#### [Activity]
Emit all the data exactly as provided.

Materials provided section start

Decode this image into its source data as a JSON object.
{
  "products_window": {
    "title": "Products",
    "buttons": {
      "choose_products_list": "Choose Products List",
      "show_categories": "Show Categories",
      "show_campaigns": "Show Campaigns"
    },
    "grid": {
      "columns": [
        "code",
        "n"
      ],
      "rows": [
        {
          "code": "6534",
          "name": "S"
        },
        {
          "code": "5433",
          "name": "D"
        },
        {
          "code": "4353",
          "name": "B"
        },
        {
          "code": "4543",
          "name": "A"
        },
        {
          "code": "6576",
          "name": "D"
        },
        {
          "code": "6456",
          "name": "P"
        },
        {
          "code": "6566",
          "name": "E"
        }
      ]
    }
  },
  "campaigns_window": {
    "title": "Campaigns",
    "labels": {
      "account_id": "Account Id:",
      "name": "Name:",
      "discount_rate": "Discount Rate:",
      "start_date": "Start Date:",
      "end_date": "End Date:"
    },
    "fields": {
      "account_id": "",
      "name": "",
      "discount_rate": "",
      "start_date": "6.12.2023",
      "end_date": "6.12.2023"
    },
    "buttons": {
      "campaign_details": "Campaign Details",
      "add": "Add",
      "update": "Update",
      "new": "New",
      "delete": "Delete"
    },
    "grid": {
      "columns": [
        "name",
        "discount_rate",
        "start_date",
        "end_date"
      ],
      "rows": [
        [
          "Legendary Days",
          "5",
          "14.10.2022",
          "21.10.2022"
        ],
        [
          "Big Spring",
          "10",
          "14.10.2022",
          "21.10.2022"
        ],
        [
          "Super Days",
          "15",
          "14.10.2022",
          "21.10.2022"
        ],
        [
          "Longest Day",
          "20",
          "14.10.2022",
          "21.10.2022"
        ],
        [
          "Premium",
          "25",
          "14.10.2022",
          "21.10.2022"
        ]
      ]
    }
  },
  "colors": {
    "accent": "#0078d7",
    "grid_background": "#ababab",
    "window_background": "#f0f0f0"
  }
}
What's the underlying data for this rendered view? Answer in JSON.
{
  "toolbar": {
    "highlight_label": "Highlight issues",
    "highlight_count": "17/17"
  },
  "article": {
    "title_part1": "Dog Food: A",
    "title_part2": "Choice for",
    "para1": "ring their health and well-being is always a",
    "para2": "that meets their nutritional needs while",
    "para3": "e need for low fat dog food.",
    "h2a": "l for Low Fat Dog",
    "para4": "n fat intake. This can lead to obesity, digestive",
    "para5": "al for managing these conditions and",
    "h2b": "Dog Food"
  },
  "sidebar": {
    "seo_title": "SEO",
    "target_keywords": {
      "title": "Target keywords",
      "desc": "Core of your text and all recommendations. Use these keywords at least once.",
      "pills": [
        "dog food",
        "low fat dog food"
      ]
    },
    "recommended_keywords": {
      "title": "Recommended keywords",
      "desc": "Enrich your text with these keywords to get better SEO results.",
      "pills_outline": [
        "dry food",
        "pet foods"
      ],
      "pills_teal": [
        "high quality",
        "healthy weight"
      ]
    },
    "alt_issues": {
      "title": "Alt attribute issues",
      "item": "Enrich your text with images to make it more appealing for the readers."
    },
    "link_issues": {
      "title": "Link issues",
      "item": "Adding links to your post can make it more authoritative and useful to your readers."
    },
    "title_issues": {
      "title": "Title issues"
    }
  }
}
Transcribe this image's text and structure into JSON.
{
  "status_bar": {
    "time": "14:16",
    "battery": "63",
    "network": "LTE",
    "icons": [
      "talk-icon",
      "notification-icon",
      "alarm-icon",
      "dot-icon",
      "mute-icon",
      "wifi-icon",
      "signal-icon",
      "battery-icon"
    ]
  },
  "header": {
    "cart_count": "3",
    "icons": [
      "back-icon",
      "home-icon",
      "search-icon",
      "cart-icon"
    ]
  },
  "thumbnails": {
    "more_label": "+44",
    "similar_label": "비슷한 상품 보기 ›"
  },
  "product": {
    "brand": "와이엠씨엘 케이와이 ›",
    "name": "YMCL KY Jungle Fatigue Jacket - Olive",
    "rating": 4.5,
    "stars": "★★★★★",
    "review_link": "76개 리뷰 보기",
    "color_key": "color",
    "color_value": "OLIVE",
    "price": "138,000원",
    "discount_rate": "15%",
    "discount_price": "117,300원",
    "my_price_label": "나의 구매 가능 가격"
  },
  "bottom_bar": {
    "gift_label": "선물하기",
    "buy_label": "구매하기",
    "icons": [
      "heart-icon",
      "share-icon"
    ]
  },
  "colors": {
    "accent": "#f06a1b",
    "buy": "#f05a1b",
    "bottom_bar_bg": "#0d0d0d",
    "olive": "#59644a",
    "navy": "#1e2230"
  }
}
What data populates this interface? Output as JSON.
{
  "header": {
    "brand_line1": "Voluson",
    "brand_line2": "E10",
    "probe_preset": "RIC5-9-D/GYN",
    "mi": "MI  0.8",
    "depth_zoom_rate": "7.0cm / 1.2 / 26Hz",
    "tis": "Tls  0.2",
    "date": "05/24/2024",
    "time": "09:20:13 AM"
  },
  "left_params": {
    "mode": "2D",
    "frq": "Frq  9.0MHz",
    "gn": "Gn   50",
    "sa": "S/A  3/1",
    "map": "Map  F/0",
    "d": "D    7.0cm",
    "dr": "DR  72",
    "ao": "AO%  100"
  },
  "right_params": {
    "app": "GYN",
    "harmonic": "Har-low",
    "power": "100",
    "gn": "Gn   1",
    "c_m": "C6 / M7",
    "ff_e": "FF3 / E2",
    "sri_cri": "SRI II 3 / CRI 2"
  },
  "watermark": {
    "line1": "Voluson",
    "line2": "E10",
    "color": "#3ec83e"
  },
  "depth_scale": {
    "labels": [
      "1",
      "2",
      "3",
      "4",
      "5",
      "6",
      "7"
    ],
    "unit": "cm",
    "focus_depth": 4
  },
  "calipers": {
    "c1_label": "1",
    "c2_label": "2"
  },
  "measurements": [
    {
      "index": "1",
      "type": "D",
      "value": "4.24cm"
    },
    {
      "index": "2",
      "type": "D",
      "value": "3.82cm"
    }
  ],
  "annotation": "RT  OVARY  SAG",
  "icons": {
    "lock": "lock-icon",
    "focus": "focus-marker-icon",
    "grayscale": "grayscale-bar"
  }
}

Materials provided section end

#### [Worked solution]
Decode this image into its source data as a JSON object.
{
  "products_window": {
    "title": "Products",
    "buttons": {
      "choose_products_list": "Choose Products List",
      "show_categories": "Show Categories",
      "show_campaigns": "Show Campaigns"
    },
    "grid": {
      "columns": [
        "code",
        "n"
      ],
      "rows": [
        {
          "code": "6534",
          "name": "S"
        },
        {
          "code": "5433",
          "name": "D"
        },
        {
          "code": "4353",
          "name": "B"
        },
        {
          "code": "4543",
          "name": "A"
        },
        {
          "code": "6576",
          "name": "D"
        },
        {
          "code": "6456",
          "name": "P"
        },
        {
          "code": "6566",
          "name": "E"
        }
      ]
    }
  },
  "campaigns_window": {
    "title": "Campaigns",
    "labels": {
      "account_id": "Account Id:",
      "name": "Name:",
      "discount_rate": "Discount Rate:",
      "start_date": "Start Date:",
      "end_date": "End Date:"
    },
    "fields": {
      "account_id": "",
      "name": "",
      "discount_rate": "",
      "start_date": "6.12.2023",
      "end_date": "6.12.2023"
    },
    "buttons": {
      "campaign_details": "Campaign Details",
      "add": "Add",
      "update": "Update",
      "new": "New",
      "delete": "Delete"
    },
    "grid": {
      "columns": [
        "name",
        "discount_rate",
        "start_date",
        "end_date"
      ],
      "rows": [
        [
          "Legendary Days",
          "5",
          "14.10.2022",
          "21.10.2022"
        ],
        [
          "Big Spring",
          "10",
          "14.10.2022",
          "21.10.2022"
        ],
        [
          "Super Days",
          "15",
          "14.10.2022",
          "21.10.2022"
        ],
        [
          "Longest Day",
          "20",
          "14.10.2022",
          "21.10.2022"
        ],
        [
          "Premium",
          "25",
          "14.10.2022",
          "21.10.2022"
        ]
      ]
    }
  },
  "colors": {
    "accent": "#0078d7",
    "grid_background": "#ababab",
    "window_background": "#f0f0f0"
  }
}
What's the underlying data for this rendered view? Answer in JSON.
{
  "toolbar": {
    "highlight_label": "Highlight issues",
    "highlight_count": "17/17"
  },
  "article": {
    "title_part1": "Dog Food: A",
    "title_part2": "Choice for",
    "para1": "ring their health and well-being is always a",
    "para2": "that meets their nutritional needs while",
    "para3": "e need for low fat dog food.",
    "h2a": "l for Low Fat Dog",
    "para4": "n fat intake. This can lead to obesity, digestive",
    "para5": "al for managing these conditions and",
    "h2b": "Dog Food"
  },
  "sidebar": {
    "seo_title": "SEO",
    "target_keywords": {
      "title": "Target keywords",
      "desc": "Core of your text and all recommendations. Use these keywords at least once.",
      "pills": [
        "dog food",
        "low fat dog food"
      ]
    },
    "recommended_keywords": {
      "title": "Recommended keywords",
      "desc": "Enrich your text with these keywords to get better SEO results.",
      "pills_outline": [
        "dry food",
        "pet foods"
      ],
      "pills_teal": [
        "high quality",
        "healthy weight"
      ]
    },
    "alt_issues": {
      "title": "Alt attribute issues",
      "item": "Enrich your text with images to make it more appealing for the readers."
    },
    "link_issues": {
      "title": "Link issues",
      "item": "Adding links to your post can make it more authoritative and useful to your readers."
    },
    "title_issues": {
      "title": "Title issues"
    }
  }
}
Transcribe this image's text and structure into JSON.
{
  "status_bar": {
    "time": "14:16",
    "battery": "63",
    "network": "LTE",
    "icons": [
      "talk-icon",
      "notification-icon",
      "alarm-icon",
      "dot-icon",
      "mute-icon",
      "wifi-icon",
      "signal-icon",
      "battery-icon"
    ]
  },
  "header": {
    "cart_count": "3",
    "icons": [
      "back-icon",
      "home-icon",
      "search-icon",
      "cart-icon"
    ]
  },
  "thumbnails": {
    "more_label": "+44",
    "similar_label": "비슷한 상품 보기 ›"
  },
  "product": {
    "brand": "와이엠씨엘 케이와이 ›",
    "name": "YMCL KY Jungle Fatigue Jacket - Olive",
    "rating": 4.5,
    "stars": "★★★★★",
    "review_link": "76개 리뷰 보기",
    "color_key": "color",
    "color_value": "OLIVE",
    "price": "138,000원",
    "discount_rate": "15%",
    "discount_price": "117,300원",
    "my_price_label": "나의 구매 가능 가격"
  },
  "bottom_bar": {
    "gift_label": "선물하기",
    "buy_label": "구매하기",
    "icons": [
      "heart-icon",
      "share-icon"
    ]
  },
  "colors": {
    "accent": "#f06a1b",
    "buy": "#f05a1b",
    "bottom_bar_bg": "#0d0d0d",
    "olive": "#59644a",
    "navy": "#1e2230"
  }
}
What data populates this interface? Output as JSON.
{
  "header": {
    "brand_line1": "Voluson",
    "brand_line2": "E10",
    "probe_preset": "RIC5-9-D/GYN",
    "mi": "MI  0.8",
    "depth_zoom_rate": "7.0cm / 1.2 / 26Hz",
    "tis": "Tls  0.2",
    "date": "05/24/2024",
    "time": "09:20:13 AM"
  },
  "left_params": {
    "mode": "2D",
    "frq": "Frq  9.0MHz",
    "gn": "Gn   50",
    "sa": "S/A  3/1",
    "map": "Map  F/0",
    "d": "D    7.0cm",
    "dr": "DR  72",
    "ao": "AO%  100"
  },
  "right_params": {
    "app": "GYN",
    "harmonic": "Har-low",
    "power": "100",
    "gn": "Gn   1",
    "c_m": "C6 / M7",
    "ff_e": "FF3 / E2",
    "sri_cri": "SRI II 3 / CRI 2"
  },
  "watermark": {
    "line1": "Voluson",
    "line2": "E10",
    "color": "#3ec83e"
  },
  "depth_scale": {
    "labels": [
      "1",
      "2",
      "3",
      "4",
      "5",
      "6",
      "7"
    ],
    "unit": "cm",
    "focus_depth": 4
  },
  "calipers": {
    "c1_label": "1",
    "c2_label": "2"
  },
  "measurements": [
    {
      "index": "1",
      "type": "D",
      "value": "4.24cm"
    },
    {
      "index": "2",
      "type": "D",
      "value": "3.82cm"
    }
  ],
  "annotation": "RT  OVARY  SAG",
  "icons": {
    "lock": "lock-icon",
    "focus": "focus-marker-icon",
    "grayscale": "grayscale-bar"
  }
}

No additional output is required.